*** Data to process ***

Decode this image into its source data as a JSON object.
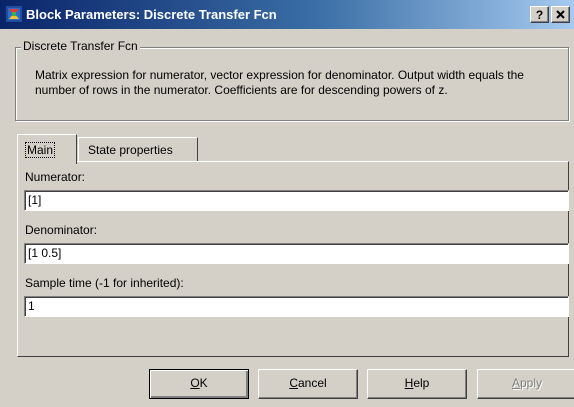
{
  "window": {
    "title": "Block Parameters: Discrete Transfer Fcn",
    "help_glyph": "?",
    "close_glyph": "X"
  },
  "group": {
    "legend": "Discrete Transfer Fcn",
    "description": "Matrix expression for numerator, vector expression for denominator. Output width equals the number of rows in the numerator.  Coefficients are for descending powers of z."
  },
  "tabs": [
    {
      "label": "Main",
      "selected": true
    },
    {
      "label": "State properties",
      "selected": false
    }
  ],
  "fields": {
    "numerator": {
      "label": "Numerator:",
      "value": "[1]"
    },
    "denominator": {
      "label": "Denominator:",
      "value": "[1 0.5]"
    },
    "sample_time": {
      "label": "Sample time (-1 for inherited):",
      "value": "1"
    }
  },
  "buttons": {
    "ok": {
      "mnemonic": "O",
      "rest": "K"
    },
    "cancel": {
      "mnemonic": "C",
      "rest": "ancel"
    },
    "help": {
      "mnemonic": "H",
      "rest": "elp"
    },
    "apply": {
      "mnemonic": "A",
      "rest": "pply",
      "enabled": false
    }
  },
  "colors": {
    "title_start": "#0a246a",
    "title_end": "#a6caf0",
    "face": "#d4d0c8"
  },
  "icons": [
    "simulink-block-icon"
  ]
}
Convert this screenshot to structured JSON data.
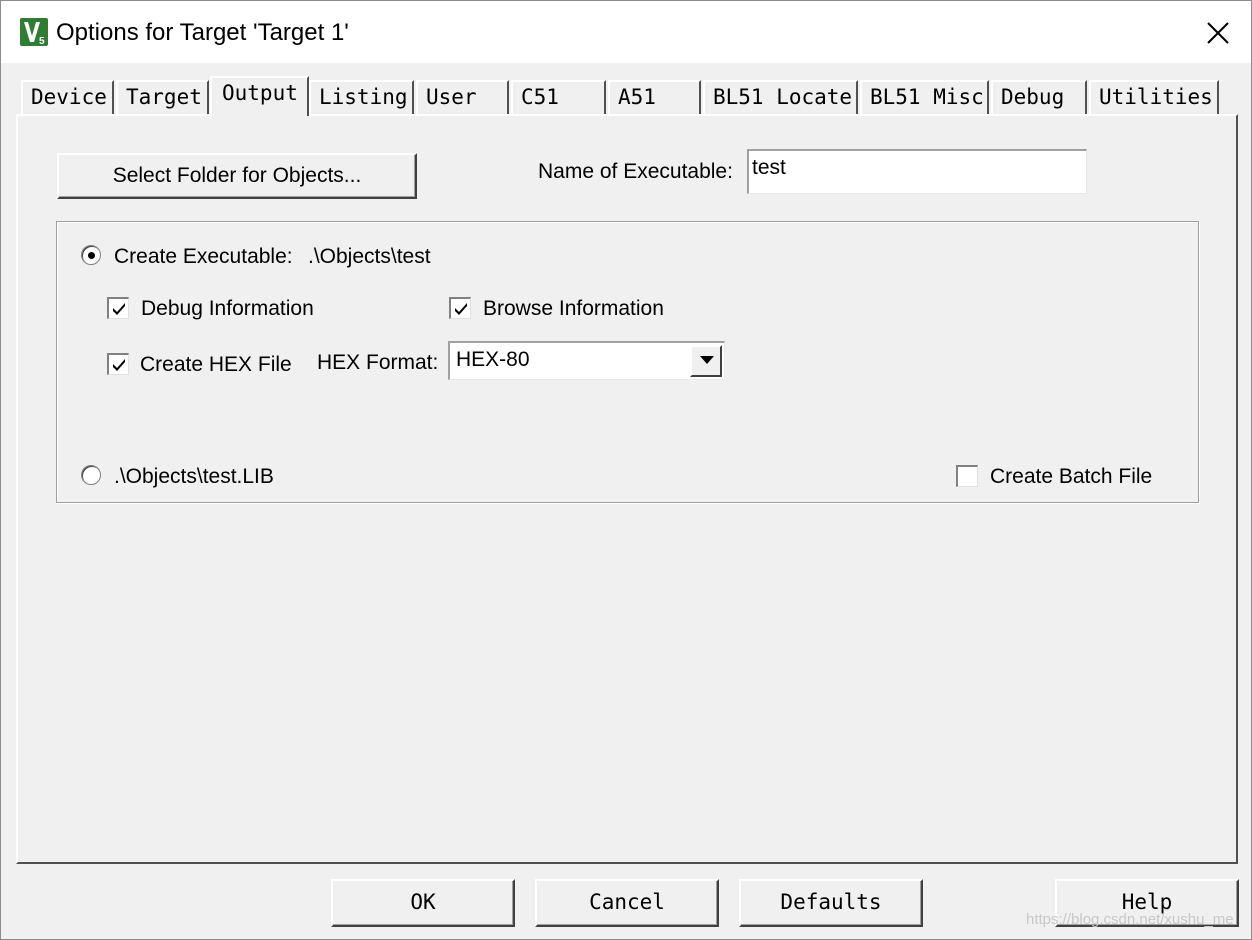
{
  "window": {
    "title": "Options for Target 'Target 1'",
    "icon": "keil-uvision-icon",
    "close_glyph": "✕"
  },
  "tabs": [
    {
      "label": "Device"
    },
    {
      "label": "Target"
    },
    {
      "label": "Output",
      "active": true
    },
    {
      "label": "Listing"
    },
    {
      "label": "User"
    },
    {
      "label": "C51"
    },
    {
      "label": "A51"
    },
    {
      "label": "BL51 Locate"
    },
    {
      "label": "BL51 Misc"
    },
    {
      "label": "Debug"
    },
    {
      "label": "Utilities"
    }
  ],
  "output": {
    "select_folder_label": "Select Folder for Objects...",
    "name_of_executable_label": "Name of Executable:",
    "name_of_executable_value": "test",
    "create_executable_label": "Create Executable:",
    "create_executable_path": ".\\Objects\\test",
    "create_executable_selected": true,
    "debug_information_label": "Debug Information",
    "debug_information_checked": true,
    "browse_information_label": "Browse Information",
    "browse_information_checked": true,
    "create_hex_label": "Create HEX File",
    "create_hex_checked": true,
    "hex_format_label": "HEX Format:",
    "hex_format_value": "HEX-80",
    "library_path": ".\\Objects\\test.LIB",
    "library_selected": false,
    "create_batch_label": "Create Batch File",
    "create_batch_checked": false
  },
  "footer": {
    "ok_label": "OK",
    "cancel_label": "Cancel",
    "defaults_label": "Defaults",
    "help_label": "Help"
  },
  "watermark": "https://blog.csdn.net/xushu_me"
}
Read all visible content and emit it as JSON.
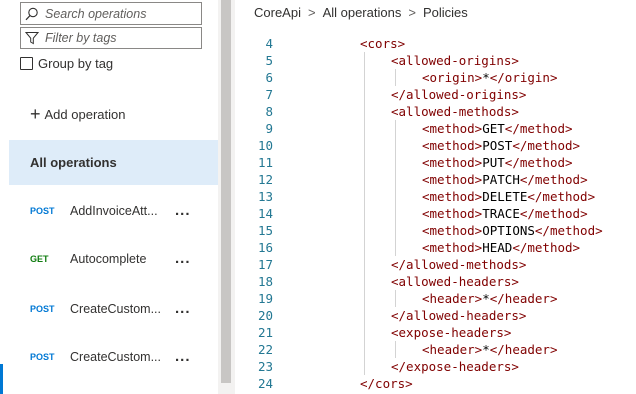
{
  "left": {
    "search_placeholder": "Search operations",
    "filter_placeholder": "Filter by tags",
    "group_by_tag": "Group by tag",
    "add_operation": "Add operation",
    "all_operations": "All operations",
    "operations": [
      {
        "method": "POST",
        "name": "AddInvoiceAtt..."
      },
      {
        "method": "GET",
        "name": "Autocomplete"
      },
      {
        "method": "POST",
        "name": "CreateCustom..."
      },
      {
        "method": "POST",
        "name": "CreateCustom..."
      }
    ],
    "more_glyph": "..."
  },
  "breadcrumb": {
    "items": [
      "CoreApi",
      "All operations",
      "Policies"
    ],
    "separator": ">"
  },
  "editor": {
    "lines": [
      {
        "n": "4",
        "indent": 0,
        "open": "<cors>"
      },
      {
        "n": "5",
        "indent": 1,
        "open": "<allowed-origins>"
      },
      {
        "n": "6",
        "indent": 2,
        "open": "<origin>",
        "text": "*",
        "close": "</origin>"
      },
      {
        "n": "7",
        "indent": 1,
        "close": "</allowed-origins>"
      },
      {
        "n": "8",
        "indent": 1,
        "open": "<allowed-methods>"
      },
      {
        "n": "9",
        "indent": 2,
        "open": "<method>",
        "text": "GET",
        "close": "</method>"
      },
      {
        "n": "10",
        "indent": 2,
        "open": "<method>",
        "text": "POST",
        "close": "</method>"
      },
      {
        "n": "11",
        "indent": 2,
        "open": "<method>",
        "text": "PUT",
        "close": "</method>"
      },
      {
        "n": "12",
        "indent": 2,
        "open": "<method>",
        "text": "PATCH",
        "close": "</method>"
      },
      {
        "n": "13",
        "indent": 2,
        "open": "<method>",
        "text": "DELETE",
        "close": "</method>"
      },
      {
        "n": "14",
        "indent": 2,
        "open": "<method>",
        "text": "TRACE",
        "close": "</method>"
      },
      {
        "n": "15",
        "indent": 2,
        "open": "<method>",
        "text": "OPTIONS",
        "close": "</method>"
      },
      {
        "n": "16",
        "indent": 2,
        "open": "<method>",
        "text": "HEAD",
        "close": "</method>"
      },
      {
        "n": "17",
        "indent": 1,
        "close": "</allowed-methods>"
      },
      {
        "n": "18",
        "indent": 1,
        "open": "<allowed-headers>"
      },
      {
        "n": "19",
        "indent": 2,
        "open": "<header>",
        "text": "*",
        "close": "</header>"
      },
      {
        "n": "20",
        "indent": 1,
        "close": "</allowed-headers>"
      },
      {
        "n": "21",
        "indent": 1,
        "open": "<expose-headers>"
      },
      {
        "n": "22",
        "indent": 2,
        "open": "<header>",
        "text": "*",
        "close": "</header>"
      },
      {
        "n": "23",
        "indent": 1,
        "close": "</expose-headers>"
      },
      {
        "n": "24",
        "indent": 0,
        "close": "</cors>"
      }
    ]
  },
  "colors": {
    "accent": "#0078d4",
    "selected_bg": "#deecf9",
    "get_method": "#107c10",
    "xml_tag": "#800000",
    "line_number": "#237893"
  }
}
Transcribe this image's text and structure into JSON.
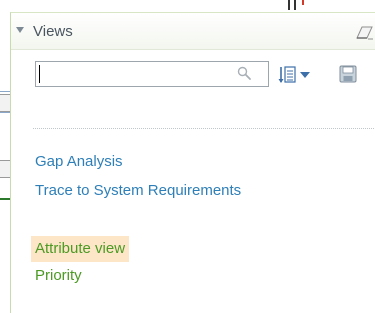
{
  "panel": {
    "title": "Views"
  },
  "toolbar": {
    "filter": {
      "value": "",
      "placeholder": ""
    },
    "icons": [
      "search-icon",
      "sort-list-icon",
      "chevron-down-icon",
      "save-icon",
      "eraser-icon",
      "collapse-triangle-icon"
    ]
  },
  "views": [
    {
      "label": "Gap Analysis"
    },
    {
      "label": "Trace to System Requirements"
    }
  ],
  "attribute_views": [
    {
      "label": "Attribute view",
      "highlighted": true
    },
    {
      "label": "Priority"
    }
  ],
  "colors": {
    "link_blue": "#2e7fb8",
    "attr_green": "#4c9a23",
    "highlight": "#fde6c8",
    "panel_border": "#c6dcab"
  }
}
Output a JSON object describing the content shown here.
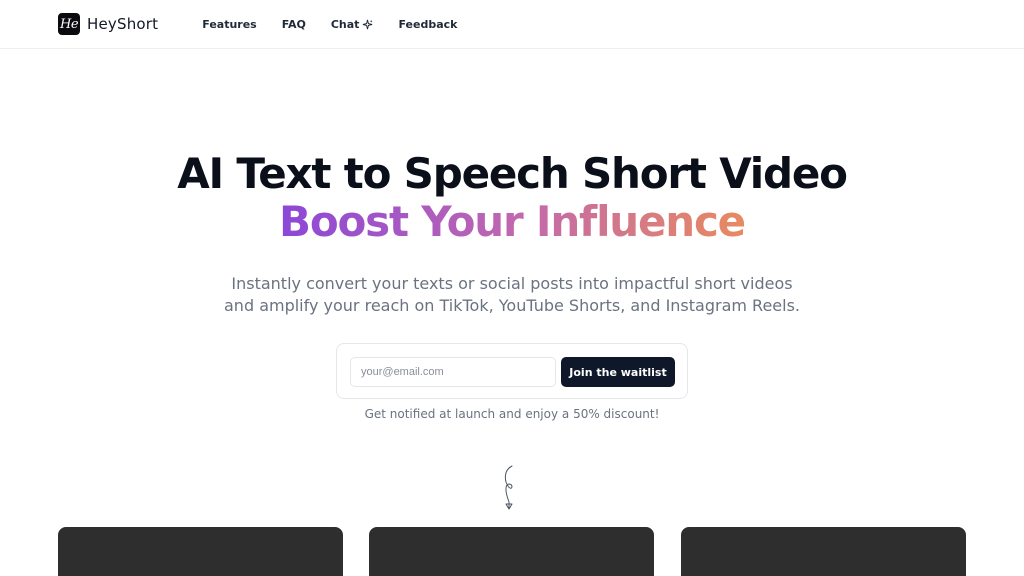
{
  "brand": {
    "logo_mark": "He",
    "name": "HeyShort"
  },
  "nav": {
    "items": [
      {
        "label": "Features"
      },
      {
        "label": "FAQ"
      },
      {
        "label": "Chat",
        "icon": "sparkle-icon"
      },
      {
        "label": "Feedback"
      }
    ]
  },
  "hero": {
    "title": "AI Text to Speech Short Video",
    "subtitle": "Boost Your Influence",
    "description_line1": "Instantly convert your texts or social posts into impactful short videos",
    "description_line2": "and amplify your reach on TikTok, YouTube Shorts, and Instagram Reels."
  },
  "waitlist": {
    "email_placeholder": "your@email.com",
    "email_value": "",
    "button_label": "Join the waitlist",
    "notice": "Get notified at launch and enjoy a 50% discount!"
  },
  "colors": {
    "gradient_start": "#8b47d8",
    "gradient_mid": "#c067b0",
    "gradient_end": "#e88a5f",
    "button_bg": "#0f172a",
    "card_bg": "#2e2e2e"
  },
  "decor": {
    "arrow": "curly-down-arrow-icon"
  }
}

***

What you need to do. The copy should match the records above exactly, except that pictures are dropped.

Your response.
Decode this image into its source data as a JSON object.
{
  "window": {
    "title": "Block Parameters: Discrete Transfer Fcn",
    "help_glyph": "?",
    "close_glyph": "X"
  },
  "group": {
    "legend": "Discrete Transfer Fcn",
    "description": "Matrix expression for numerator, vector expression for denominator. Output width equals the number of rows in the numerator.  Coefficients are for descending powers of z."
  },
  "tabs": [
    {
      "label": "Main",
      "selected": true
    },
    {
      "label": "State properties",
      "selected": false
    }
  ],
  "fields": {
    "numerator": {
      "label": "Numerator:",
      "value": "[1]"
    },
    "denominator": {
      "label": "Denominator:",
      "value": "[1 0.5]"
    },
    "sample_time": {
      "label": "Sample time (-1 for inherited):",
      "value": "1"
    }
  },
  "buttons": {
    "ok": {
      "mnemonic": "O",
      "rest": "K"
    },
    "cancel": {
      "mnemonic": "C",
      "rest": "ancel"
    },
    "help": {
      "mnemonic": "H",
      "rest": "elp"
    },
    "apply": {
      "mnemonic": "A",
      "rest": "pply",
      "enabled": false
    }
  },
  "colors": {
    "title_start": "#0a246a",
    "title_end": "#a6caf0",
    "face": "#d4d0c8"
  },
  "icons": [
    "simulink-block-icon"
  ]
}
Convert this screenshot to structured JSON data.
{
  "window": {
    "title": "Options for Target 'Target 1'",
    "icon": "keil-uvision-icon",
    "close_glyph": "✕"
  },
  "tabs": [
    {
      "label": "Device"
    },
    {
      "label": "Target"
    },
    {
      "label": "Output",
      "active": true
    },
    {
      "label": "Listing"
    },
    {
      "label": "User"
    },
    {
      "label": "C51"
    },
    {
      "label": "A51"
    },
    {
      "label": "BL51 Locate"
    },
    {
      "label": "BL51 Misc"
    },
    {
      "label": "Debug"
    },
    {
      "label": "Utilities"
    }
  ],
  "output": {
    "select_folder_label": "Select Folder for Objects...",
    "name_of_executable_label": "Name of Executable:",
    "name_of_executable_value": "test",
    "create_executable_label": "Create Executable:",
    "create_executable_path": ".\\Objects\\test",
    "create_executable_selected": true,
    "debug_information_label": "Debug Information",
    "debug_information_checked": true,
    "browse_information_label": "Browse Information",
    "browse_information_checked": true,
    "create_hex_label": "Create HEX File",
    "create_hex_checked": true,
    "hex_format_label": "HEX Format:",
    "hex_format_value": "HEX-80",
    "library_path": ".\\Objects\\test.LIB",
    "library_selected": false,
    "create_batch_label": "Create Batch File",
    "create_batch_checked": false
  },
  "footer": {
    "ok_label": "OK",
    "cancel_label": "Cancel",
    "defaults_label": "Defaults",
    "help_label": "Help"
  },
  "watermark": "https://blog.csdn.net/xushu_me"
}
Read all visible content and emit it as JSON.
{
  "left": {
    "search_placeholder": "Search operations",
    "filter_placeholder": "Filter by tags",
    "group_by_tag": "Group by tag",
    "add_operation": "Add operation",
    "all_operations": "All operations",
    "operations": [
      {
        "method": "POST",
        "name": "AddInvoiceAtt..."
      },
      {
        "method": "GET",
        "name": "Autocomplete"
      },
      {
        "method": "POST",
        "name": "CreateCustom..."
      },
      {
        "method": "POST",
        "name": "CreateCustom..."
      }
    ],
    "more_glyph": "..."
  },
  "breadcrumb": {
    "items": [
      "CoreApi",
      "All operations",
      "Policies"
    ],
    "separator": ">"
  },
  "editor": {
    "lines": [
      {
        "n": "4",
        "indent": 0,
        "open": "<cors>"
      },
      {
        "n": "5",
        "indent": 1,
        "open": "<allowed-origins>"
      },
      {
        "n": "6",
        "indent": 2,
        "open": "<origin>",
        "text": "*",
        "close": "</origin>"
      },
      {
        "n": "7",
        "indent": 1,
        "close": "</allowed-origins>"
      },
      {
        "n": "8",
        "indent": 1,
        "open": "<allowed-methods>"
      },
      {
        "n": "9",
        "indent": 2,
        "open": "<method>",
        "text": "GET",
        "close": "</method>"
      },
      {
        "n": "10",
        "indent": 2,
        "open": "<method>",
        "text": "POST",
        "close": "</method>"
      },
      {
        "n": "11",
        "indent": 2,
        "open": "<method>",
        "text": "PUT",
        "close": "</method>"
      },
      {
        "n": "12",
        "indent": 2,
        "open": "<method>",
        "text": "PATCH",
        "close": "</method>"
      },
      {
        "n": "13",
        "indent": 2,
        "open": "<method>",
        "text": "DELETE",
        "close": "</method>"
      },
      {
        "n": "14",
        "indent": 2,
        "open": "<method>",
        "text": "TRACE",
        "close": "</method>"
      },
      {
        "n": "15",
        "indent": 2,
        "open": "<method>",
        "text": "OPTIONS",
        "close": "</method>"
      },
      {
        "n": "16",
        "indent": 2,
        "open": "<method>",
        "text": "HEAD",
        "close": "</method>"
      },
      {
        "n": "17",
        "indent": 1,
        "close": "</allowed-methods>"
      },
      {
        "n": "18",
        "indent": 1,
        "open": "<allowed-headers>"
      },
      {
        "n": "19",
        "indent": 2,
        "open": "<header>",
        "text": "*",
        "close": "</header>"
      },
      {
        "n": "20",
        "indent": 1,
        "close": "</allowed-headers>"
      },
      {
        "n": "21",
        "indent": 1,
        "open": "<expose-headers>"
      },
      {
        "n": "22",
        "indent": 2,
        "open": "<header>",
        "text": "*",
        "close": "</header>"
      },
      {
        "n": "23",
        "indent": 1,
        "close": "</expose-headers>"
      },
      {
        "n": "24",
        "indent": 0,
        "close": "</cors>"
      }
    ]
  },
  "colors": {
    "accent": "#0078d4",
    "selected_bg": "#deecf9",
    "get_method": "#107c10",
    "xml_tag": "#800000",
    "line_number": "#237893"
  }
}
Transcribe this image's text and structure into JSON.
{
  "panel": {
    "title": "Views"
  },
  "toolbar": {
    "filter": {
      "value": "",
      "placeholder": ""
    },
    "icons": [
      "search-icon",
      "sort-list-icon",
      "chevron-down-icon",
      "save-icon",
      "eraser-icon",
      "collapse-triangle-icon"
    ]
  },
  "views": [
    {
      "label": "Gap Analysis"
    },
    {
      "label": "Trace to System Requirements"
    }
  ],
  "attribute_views": [
    {
      "label": "Attribute view",
      "highlighted": true
    },
    {
      "label": "Priority"
    }
  ],
  "colors": {
    "link_blue": "#2e7fb8",
    "attr_green": "#4c9a23",
    "highlight": "#fde6c8",
    "panel_border": "#c6dcab"
  }
}
Output a JSON object describing the content shown here.
{
  "brand": {
    "logo_mark": "He",
    "name": "HeyShort"
  },
  "nav": {
    "items": [
      {
        "label": "Features"
      },
      {
        "label": "FAQ"
      },
      {
        "label": "Chat",
        "icon": "sparkle-icon"
      },
      {
        "label": "Feedback"
      }
    ]
  },
  "hero": {
    "title": "AI Text to Speech Short Video",
    "subtitle": "Boost Your Influence",
    "description_line1": "Instantly convert your texts or social posts into impactful short videos",
    "description_line2": "and amplify your reach on TikTok, YouTube Shorts, and Instagram Reels."
  },
  "waitlist": {
    "email_placeholder": "your@email.com",
    "email_value": "",
    "button_label": "Join the waitlist",
    "notice": "Get notified at launch and enjoy a 50% discount!"
  },
  "colors": {
    "gradient_start": "#8b47d8",
    "gradient_mid": "#c067b0",
    "gradient_end": "#e88a5f",
    "button_bg": "#0f172a",
    "card_bg": "#2e2e2e"
  },
  "decor": {
    "arrow": "curly-down-arrow-icon"
  }
}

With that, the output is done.